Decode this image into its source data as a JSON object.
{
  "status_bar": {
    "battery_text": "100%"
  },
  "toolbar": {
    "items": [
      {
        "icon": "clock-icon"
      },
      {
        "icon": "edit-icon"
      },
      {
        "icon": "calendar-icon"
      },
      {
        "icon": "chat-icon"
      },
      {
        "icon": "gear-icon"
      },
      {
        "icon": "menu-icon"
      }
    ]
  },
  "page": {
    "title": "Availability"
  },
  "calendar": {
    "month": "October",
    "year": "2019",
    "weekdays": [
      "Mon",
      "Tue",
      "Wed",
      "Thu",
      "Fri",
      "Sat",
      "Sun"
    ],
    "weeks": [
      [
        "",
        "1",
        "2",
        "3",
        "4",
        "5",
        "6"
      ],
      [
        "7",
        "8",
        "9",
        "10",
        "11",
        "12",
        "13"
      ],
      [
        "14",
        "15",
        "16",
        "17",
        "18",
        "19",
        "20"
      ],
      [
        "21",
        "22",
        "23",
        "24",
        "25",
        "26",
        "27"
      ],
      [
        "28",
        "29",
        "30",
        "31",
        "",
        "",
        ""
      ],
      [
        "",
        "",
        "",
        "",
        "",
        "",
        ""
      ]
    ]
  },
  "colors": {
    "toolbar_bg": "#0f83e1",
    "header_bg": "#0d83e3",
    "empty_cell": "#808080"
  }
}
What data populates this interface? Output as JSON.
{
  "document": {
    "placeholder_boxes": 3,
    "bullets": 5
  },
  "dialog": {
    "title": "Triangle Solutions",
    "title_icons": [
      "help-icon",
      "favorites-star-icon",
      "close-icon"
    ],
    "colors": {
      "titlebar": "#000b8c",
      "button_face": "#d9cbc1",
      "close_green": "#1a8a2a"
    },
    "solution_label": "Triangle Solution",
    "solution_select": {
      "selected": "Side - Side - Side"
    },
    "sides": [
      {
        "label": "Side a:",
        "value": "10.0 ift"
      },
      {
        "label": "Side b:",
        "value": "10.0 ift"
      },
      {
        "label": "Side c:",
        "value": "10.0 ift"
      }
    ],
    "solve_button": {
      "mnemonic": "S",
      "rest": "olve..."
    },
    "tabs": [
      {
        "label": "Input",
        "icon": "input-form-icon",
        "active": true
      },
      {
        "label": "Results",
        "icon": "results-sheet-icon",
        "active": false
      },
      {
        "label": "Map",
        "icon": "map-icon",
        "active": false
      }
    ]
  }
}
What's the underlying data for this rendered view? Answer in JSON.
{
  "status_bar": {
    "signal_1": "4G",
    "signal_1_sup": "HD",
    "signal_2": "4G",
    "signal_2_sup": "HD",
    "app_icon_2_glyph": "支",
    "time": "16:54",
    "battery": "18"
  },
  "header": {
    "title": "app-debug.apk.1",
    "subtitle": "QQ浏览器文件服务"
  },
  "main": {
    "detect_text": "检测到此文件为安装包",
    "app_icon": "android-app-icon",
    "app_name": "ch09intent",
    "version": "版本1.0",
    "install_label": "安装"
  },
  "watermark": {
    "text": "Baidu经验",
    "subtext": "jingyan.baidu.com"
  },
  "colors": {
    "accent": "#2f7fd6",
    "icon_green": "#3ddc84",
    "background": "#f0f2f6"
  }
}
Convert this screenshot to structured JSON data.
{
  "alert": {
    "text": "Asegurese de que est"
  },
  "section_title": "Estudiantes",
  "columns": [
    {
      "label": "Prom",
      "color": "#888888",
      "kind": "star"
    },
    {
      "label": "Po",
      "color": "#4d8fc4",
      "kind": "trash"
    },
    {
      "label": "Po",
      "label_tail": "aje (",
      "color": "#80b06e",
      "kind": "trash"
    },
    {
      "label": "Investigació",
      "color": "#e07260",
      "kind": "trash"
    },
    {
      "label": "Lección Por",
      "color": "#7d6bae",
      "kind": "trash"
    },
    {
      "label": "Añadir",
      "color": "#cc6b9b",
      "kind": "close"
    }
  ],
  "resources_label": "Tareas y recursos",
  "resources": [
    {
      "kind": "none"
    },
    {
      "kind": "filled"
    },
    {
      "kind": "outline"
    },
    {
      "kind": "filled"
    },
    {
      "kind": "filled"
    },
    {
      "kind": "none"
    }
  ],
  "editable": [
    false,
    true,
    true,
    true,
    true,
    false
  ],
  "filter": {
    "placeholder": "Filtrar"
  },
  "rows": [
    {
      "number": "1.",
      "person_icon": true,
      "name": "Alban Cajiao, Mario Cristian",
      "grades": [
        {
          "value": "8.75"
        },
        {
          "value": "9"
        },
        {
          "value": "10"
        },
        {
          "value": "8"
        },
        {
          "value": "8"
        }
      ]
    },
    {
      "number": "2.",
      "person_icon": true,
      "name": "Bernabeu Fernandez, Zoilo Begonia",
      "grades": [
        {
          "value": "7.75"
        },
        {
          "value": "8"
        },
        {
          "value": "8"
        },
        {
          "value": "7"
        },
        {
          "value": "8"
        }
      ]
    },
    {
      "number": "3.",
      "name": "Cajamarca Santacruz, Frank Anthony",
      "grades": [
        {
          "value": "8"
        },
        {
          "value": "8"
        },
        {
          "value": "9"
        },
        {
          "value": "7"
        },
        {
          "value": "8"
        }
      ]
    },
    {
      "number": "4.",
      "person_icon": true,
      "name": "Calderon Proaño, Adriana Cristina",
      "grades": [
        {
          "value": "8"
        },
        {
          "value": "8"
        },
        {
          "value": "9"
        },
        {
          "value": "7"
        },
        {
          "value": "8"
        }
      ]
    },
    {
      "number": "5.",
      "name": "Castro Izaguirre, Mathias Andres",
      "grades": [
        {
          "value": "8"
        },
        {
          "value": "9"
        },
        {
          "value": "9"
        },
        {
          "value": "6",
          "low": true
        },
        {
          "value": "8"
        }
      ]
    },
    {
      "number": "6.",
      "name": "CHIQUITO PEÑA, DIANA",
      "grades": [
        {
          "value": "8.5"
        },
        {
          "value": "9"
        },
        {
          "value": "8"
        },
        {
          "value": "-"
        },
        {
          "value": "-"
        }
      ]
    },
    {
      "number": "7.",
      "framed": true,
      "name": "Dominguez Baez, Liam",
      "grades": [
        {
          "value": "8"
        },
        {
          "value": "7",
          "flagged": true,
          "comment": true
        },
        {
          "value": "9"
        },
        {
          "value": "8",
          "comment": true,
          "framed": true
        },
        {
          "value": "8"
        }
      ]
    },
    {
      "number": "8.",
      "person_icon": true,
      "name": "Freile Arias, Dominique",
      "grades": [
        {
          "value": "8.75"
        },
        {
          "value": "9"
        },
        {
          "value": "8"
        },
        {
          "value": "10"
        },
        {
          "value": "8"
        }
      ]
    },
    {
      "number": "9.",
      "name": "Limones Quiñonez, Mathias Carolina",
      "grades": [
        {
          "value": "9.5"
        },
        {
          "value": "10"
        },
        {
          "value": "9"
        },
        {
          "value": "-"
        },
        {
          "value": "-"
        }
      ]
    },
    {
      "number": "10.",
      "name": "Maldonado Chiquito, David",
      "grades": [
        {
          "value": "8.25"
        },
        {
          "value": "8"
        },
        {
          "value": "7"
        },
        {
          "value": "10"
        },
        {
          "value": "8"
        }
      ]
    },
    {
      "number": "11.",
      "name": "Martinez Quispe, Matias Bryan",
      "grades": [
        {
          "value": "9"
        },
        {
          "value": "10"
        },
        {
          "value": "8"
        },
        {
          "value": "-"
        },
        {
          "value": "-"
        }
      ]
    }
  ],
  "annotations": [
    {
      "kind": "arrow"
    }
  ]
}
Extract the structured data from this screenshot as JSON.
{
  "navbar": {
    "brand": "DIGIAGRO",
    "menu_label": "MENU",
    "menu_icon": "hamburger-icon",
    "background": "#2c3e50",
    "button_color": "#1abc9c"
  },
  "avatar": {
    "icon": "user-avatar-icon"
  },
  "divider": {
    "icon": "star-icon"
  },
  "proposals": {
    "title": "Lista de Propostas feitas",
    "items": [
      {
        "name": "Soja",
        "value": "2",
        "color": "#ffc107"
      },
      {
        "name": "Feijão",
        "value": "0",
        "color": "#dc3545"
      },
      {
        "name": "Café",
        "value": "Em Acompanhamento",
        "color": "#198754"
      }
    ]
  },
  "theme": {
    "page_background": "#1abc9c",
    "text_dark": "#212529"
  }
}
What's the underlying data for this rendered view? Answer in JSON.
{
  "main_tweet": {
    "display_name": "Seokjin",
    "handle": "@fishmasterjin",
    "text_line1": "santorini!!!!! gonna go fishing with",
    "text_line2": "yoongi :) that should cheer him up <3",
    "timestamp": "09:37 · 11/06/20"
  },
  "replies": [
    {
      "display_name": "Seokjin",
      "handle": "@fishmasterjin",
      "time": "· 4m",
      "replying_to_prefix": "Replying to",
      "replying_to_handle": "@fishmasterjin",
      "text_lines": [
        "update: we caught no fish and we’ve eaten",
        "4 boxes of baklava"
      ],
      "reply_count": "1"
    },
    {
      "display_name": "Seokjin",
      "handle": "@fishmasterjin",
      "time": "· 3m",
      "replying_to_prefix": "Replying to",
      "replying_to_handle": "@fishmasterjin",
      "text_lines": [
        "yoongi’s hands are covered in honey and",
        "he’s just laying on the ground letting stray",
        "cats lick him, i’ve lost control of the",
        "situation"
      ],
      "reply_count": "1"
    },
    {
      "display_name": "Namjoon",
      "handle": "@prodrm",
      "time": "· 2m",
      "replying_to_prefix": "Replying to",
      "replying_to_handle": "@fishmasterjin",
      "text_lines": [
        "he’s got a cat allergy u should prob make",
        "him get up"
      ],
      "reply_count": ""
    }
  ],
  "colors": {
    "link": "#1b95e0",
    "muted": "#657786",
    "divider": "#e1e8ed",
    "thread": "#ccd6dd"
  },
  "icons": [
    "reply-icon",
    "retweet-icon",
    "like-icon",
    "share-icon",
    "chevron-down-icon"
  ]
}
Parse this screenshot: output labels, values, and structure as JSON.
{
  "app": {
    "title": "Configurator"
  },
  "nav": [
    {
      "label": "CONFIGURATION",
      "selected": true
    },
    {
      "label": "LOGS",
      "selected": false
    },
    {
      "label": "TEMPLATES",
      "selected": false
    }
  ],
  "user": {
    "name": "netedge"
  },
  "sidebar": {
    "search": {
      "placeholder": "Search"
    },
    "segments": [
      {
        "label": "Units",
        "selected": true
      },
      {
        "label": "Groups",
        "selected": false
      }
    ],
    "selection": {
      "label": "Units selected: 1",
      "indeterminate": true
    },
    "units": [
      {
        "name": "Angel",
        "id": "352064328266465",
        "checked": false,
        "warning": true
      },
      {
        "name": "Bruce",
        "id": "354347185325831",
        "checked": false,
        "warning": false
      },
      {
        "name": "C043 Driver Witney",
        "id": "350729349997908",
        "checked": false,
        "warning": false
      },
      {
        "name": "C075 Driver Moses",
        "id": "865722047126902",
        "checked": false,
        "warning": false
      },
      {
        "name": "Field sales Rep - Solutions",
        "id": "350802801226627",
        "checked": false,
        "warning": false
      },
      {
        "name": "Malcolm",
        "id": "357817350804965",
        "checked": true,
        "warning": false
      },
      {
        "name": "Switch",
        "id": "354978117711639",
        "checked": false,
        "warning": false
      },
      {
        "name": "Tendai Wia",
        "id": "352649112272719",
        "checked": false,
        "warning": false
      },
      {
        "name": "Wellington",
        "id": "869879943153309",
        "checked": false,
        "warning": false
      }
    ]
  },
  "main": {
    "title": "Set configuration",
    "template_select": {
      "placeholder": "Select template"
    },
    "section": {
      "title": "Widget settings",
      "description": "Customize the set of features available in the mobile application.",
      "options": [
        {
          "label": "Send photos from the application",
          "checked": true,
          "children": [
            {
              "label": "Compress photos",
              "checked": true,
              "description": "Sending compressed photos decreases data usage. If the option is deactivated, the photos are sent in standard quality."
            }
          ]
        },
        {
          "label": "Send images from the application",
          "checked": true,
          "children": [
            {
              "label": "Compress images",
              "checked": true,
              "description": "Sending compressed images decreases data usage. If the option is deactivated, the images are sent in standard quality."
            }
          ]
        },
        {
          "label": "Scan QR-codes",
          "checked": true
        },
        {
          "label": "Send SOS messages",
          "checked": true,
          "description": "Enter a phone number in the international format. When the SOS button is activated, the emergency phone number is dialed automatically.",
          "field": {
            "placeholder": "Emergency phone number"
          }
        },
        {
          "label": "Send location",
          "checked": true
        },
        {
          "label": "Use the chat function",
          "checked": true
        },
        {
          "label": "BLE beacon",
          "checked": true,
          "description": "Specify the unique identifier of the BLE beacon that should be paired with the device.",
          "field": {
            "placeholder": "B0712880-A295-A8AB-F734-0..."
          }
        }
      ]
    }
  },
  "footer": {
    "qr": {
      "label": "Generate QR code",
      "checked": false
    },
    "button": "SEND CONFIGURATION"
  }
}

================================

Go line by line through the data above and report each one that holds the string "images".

          "label": "Send images from the application",
              "label": "Compress images",
              "description": "Sending compressed images decreases data usage. If the option is deactivated, the images are sent in standard quality."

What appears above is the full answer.